Things are changing fast in New York — granted, when haven’t they? — but the next few years in particular seem filled with promise to bring fresh architectural and design ideas and monuments that will transform this place into something new. Here are a few thing we’re looking forward to in the coming years.
Last month, we reported on artist Ophelia Chong, who discovered that Starbucks’ recent branding was strangely close to her own art work. The artist has since decided to drop the case and I asked her why.
CHICAGO — In a darkened gallery in the Art Institute of Chicago, a grainy video from decades ago begins. Standing with her face pressed up against a white wall, a woman reaches down and scoops up a handful of red, viscous liquid — presumably blood — from an enamel tray, and in a series of arcing gestures she traces a crude outline of a doorway, or a cave entrance, or maybe just the close demarcation of her own small body, around herself onto the wall.
CAPE TOWN — Summertime in South Africa is not only a time for beach, sun and granadilla lollies (a locally-made fruit popsicle), with the influx of tourists it is also a time for survey exhibitions by galleries who want to showcase their stable of artists and give an overview of their wares.

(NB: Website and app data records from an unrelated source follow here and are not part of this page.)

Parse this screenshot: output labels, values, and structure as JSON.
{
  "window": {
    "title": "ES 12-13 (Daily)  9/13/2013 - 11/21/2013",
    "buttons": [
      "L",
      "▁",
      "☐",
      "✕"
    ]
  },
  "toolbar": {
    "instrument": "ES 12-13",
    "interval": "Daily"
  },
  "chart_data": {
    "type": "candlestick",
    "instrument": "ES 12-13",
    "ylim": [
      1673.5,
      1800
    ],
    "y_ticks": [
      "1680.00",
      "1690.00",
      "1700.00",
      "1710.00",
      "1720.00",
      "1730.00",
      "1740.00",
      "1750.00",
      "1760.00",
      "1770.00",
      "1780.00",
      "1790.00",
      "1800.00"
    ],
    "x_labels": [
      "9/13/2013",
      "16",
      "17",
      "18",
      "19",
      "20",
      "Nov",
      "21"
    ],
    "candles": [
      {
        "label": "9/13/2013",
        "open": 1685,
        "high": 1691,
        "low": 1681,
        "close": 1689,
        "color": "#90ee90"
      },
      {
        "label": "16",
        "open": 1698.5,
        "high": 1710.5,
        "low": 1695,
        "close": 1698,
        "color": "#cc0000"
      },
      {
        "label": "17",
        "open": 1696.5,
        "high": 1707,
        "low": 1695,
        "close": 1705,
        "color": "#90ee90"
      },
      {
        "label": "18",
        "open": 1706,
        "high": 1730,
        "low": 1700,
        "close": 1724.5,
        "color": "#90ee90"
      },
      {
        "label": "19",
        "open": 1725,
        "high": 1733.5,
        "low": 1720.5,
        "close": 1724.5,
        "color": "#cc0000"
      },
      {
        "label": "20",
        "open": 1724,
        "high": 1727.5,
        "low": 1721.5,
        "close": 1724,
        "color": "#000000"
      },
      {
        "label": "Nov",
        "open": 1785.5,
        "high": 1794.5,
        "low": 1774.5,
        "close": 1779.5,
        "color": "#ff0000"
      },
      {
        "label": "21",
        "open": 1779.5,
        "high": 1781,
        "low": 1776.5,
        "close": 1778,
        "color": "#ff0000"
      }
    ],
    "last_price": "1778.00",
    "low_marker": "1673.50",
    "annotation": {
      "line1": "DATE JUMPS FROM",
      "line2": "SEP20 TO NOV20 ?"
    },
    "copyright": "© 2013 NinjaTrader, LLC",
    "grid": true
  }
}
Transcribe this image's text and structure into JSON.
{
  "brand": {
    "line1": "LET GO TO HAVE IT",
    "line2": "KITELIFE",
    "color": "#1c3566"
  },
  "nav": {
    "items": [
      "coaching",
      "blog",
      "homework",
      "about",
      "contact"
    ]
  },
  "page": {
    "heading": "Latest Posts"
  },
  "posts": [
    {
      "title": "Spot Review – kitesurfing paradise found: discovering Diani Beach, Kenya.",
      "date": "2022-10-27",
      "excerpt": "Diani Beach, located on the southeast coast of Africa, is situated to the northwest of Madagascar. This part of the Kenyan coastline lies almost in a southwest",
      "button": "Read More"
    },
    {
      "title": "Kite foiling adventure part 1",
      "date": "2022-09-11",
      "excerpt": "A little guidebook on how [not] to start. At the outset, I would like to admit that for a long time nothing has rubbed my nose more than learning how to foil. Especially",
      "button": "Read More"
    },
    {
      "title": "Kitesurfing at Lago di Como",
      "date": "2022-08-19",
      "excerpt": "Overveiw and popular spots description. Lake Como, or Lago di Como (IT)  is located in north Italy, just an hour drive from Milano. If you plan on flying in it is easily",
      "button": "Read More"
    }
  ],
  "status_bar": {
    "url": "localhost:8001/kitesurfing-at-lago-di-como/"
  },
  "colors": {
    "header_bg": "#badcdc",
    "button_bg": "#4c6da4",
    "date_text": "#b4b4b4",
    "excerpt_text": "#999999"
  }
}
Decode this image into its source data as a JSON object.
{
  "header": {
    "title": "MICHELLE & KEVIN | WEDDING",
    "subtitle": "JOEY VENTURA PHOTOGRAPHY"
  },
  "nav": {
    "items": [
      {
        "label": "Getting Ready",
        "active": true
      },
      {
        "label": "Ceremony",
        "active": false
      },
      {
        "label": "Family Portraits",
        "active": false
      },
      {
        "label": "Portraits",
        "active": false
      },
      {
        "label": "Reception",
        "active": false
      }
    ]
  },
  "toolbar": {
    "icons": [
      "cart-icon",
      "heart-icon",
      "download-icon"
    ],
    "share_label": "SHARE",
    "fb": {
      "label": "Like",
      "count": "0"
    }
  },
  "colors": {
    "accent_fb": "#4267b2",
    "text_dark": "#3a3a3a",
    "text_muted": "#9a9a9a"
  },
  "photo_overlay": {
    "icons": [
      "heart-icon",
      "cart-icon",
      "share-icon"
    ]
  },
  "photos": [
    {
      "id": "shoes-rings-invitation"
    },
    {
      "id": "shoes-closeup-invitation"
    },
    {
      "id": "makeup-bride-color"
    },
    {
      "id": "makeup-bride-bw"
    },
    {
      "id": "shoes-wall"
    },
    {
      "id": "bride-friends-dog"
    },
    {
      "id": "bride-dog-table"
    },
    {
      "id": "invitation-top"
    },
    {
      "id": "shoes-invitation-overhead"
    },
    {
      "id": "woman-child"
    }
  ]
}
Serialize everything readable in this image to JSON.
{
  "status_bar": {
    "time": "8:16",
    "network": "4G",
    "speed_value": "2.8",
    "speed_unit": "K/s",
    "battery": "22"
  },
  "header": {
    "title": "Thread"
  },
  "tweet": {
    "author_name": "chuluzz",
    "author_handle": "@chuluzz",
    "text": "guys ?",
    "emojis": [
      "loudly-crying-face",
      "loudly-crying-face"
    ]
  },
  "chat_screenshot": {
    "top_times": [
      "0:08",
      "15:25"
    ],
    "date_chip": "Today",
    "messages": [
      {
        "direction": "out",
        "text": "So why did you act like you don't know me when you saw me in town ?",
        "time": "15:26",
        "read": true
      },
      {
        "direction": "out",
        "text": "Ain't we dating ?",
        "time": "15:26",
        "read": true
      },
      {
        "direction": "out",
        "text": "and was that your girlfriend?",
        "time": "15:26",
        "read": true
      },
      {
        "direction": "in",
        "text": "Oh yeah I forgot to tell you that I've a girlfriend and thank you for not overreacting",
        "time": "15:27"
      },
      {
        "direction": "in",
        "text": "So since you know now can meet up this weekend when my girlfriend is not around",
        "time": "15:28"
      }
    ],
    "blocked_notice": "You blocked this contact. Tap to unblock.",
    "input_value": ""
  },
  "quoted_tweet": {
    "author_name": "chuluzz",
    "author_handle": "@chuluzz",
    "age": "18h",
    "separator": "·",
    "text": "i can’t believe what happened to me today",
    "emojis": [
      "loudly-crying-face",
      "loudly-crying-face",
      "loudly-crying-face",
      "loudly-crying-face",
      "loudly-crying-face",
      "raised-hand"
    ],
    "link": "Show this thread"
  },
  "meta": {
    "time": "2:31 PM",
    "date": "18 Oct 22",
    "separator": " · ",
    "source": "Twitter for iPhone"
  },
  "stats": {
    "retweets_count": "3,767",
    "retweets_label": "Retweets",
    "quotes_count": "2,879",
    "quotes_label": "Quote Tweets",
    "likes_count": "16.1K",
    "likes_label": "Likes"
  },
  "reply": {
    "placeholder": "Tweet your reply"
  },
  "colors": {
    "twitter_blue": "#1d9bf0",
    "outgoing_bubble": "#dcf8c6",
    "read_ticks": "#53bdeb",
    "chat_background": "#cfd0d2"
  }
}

We’ve all seen them at some point on the social media app of our choice: the “painting-a-day” people, usually talentless self-promoters who are trying to convince themselves they’re doing something conceptual. Not all of them are bad, however. It’s like GIFs: most of them are trivial and silly, pure internet-clutter, but in theory there’s always the possibility that someone can make something good with them. And with UK artist Kirsty Hall’s “365 Jars” project, which I’ve been following throughout 2011, the “one piece a day” idea reaches a whole new level.
Grimanesa Amorós’s work has always been a little too big — literally and conceptually speaking — to be confined within the barriers of a gallery. Her light sculptures have encroached upon the streets of New York City, encountering passersby, mesmerizing them with paper sculptures and the translucent spheres for which she has become known. Though Tribeca Issey Miyake is hardly a vast, open space typical of interventionist art, in her new installation at the Japanese designer’s boutique the sculptures certainly confront new viewers and easily mixes fashion and fine art.
We caught up with the Palestinian artist Larissa Sansour, who as we reported on Wednesday is the artist that the French luxury apparel label Lacoste wanted to exclude from the 2011 Lacoste Elysée Prize for being “too pro-Palestinian.”
The time has come. Last night was the last episode of Work of Art this season. One of our artistes dreams was made, and two others were crushed, much like bones after a terrible murder. I often follow up my Work of Art viewings with SVU. It puts the devastating losses in perspective.
Graffiti in Rio de Janerio is some of the most festive, whimsical and lighthearted graffiti I’ve seen anywhere. Though the street art feels like it’s being taken seriously, the pervasive style is bold, playful, colorful, and full of bizarre scenes, stylized characters and undecipherable situations.
Mark Warren Jacques’s paintings are equal parts pop and mysticism; they linger between the monastic the psychedelic and party time. A Portland-based artist, his works assert themselves with a clearly defined West Coast swagger. They beam light straight into your head, they knock you down with colorful brilliance only to offer you a leg up and a wholehearted wink.
Christmas, Hanukkah, Kwanzaa and Festivus (Cristivuskwanzakkah?) is upon us, but that’s no excuse to miss your weekly dose of Art Rx. In fact, we’re forcing a spoonful of holiday spirit down your throat with a selection of events for everyone, no matter what holiday you celebrate …
The death of Kim Jong Il has reinforced the feeling that North Korea may just be one of the most remote places on earth, yet it is a distance not based on geography but psychology. Looking at the retro-seeming images from this faraway land makes me think its population of 24 million has been trapped in amber for decades.